In Pennsylvania, public and private funds mainly are directed into areas where people live and where people vote. As a result urban Pennsylvania has significant advantages over rural communities in securing public funds and private investment. read more »
Part Two. Yesterday, in Part One, Critser discussed scientific advances in understanding air pollution. Today, he addresses the social implications.
The new science of air pollution, with its emphasis on dose-response mechanisms, may remake the traditional advocacy realm of social and environmental justice. In the past, that world has been focused on class, race and ethnicity, classic markers of inequality and vulnerability. Today, the focus is more “exposure driven.” “Dosage… may be something people who have ignored environmental justice can get their heads around,” one researcher at last month’s Environmental Epidemiology conference in Pasadena noted. “It may get people’s attention on something that affects us all.” read more »
Part One of A Two-Part Series
Not long ago, Michael Woo, a former Los Angeles city councilman and current member of the Los Angeles City Planning Commission, took up a case pending approval by that body: a mixed housing-retail development near the intersection of Cahuenga Boulevard and Riverside Drive. Like many of the remaining buildable sites in the city, the property is right next to a roaring motorway; the windows of some apartments would look right out onto the 134 Freeway. To Angelinos, who have grown up in a car culture, it was hardly a remarkable proposal. But Woo, perhaps one of the brainier members of the city’s political elite—after losing a mayoral race to Richard Riordan in the early 1990s he became a professor of public policy at University of Southern California—had a problem with it, and he couldn’t quite let it go. read more »
During the Presidential campaign, then-Democratic candidate Barack Obama inartfully described his proposed federal income tax cuts for the middle class as “sharing the wealth.” His more strident right-wing opponents – including Vice Presidential candidate Sarah Palin – almost immediately labeled Obama “a socialist,” adding to a litany of alleged infirmities as a presidential candidate that included lacking executive experience; being a closet Muslim; and “someone who pals around with terrorists.” read more »
We should be getting used to the depressing spectacle of once-great corporations begging for assistance from Washington. Yet perhaps nothing is more painful than to see General Motors and other big U.S.-based car companies – once exemplars of both American economic supremacy and middle-class aspirations – fall to such an appalling state.
Yet if GM represents all that is bad about the American economy, particularly manufacturing, it does not represent the breadth of our industrial landscape. Indeed, even as the dull-witted leviathan sinks, many nimble companies have shown remarkable resiliency. read more »
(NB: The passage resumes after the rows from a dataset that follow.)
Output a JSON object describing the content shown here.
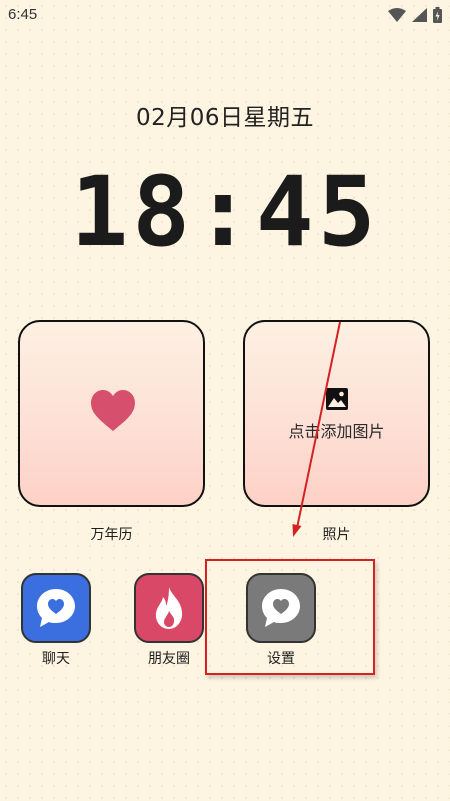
{
  "status_bar": {
    "time": "6:45",
    "icons": [
      "wifi-icon",
      "signal-icon",
      "battery-icon"
    ]
  },
  "date_text": "02月06日星期五",
  "clock_text": "18:45",
  "widgets": [
    {
      "label": "万年历",
      "icon": "heart-icon"
    },
    {
      "label": "照片",
      "icon": "image-icon",
      "hint": "点击添加图片"
    }
  ],
  "apps": [
    {
      "label": "聊天",
      "icon": "chat-heart-icon",
      "color": "#3b6fe0"
    },
    {
      "label": "朋友圈",
      "icon": "flame-icon",
      "color": "#d94866"
    },
    {
      "label": "设置",
      "icon": "chat-heart-icon",
      "color": "#7a7a7a"
    }
  ],
  "colors": {
    "background": "#fdf4e2",
    "annotation_red": "#d42222"
  }
}
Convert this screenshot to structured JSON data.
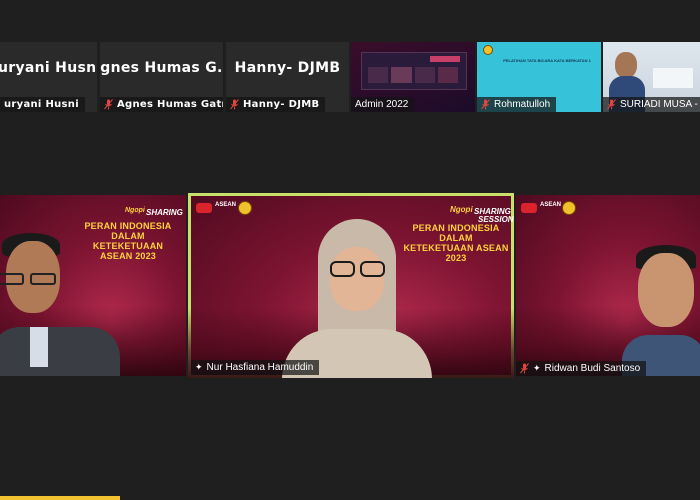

City officials and private business owners recently gathered to celebrate the extended holiday hours of the Metropolitan Transportation Authority (MTA) Metro Red Line train service between Hollywood and Downtown. Private businesses put up $50,000 or so to pay for the Red Line to run an extra two hours — until 3 a.m. — on weekends through December 27. The local business community also came up with private funds for free service on city-operated DASH buses that will offer connections to late-night Red Line riders and others. read more »
Much of the commentary on the current economic crisis has focused on symptoms. Sub-prime mortgages, credit default swaps and the loosening of financial regulations are not the root cause of the financial crisis. They are symptoms of what has recently become a surprisingly widespread belief that individuals, families and even entire nations could live indefinitely beyond their means.
The crisis has reminded everyone that, in the end, market fundamentals like supply and demand still matter and that ignoring traditional virtues like thrift and long-term planning can lead to grief. But what does this have to do with boomers? read more »
By Richard Reep
For the last decade the City of Orlando has been concentrating form, trying somehow to displace its image as the ultimate plastic city. Although tourism helped insulate Central Florida from the slowdowns of the 1970s and 1980s, the last three recessions hit Orlando harder than the national average. This metropolitan area has now been taking on a more essential task of morphing slowly away from its status as ephemeral support city for the theme parks. read more »
“Architectural publication, criticism and even education are now focused relentlessly on the enticing visual image. The longing for singular, memorable imagery subordinates other aspects of buildings, isolating architecture in disembodied vision.” – Finnish architect Juhani Pallasmaa, from his essay “Toward an Architecture of Humility”
Anyone paying even remote attention to the domain of high architectural design in the past decade will surely recognize the name Frank Gehry. The celebrity architect (or if you prefer to use the portmanteau word used to describe such practitioners: starchitect) is best known for his unconventional creations-buildings that billow, swoop and shimmer. read more »
The “credit crisis” is largely a Wall Street disaster of its own making. From the sale of stocks and bonds that are never delivered, to the purchase of default insurance worth more than the buyer’s assets, we no longer have investment strategies, but rather investment schemes. As long as everyone was making money, no one complained. But like any Ponzi Scheme, eventually the pyramid begins to collapse.
For the last couple of months trillions of dollars worth of US Treasury bonds have been sold but undelivered. Trades that go unsettled have become an event so common that the industry has an acronym for it: FTD, or fail to deliver. read more »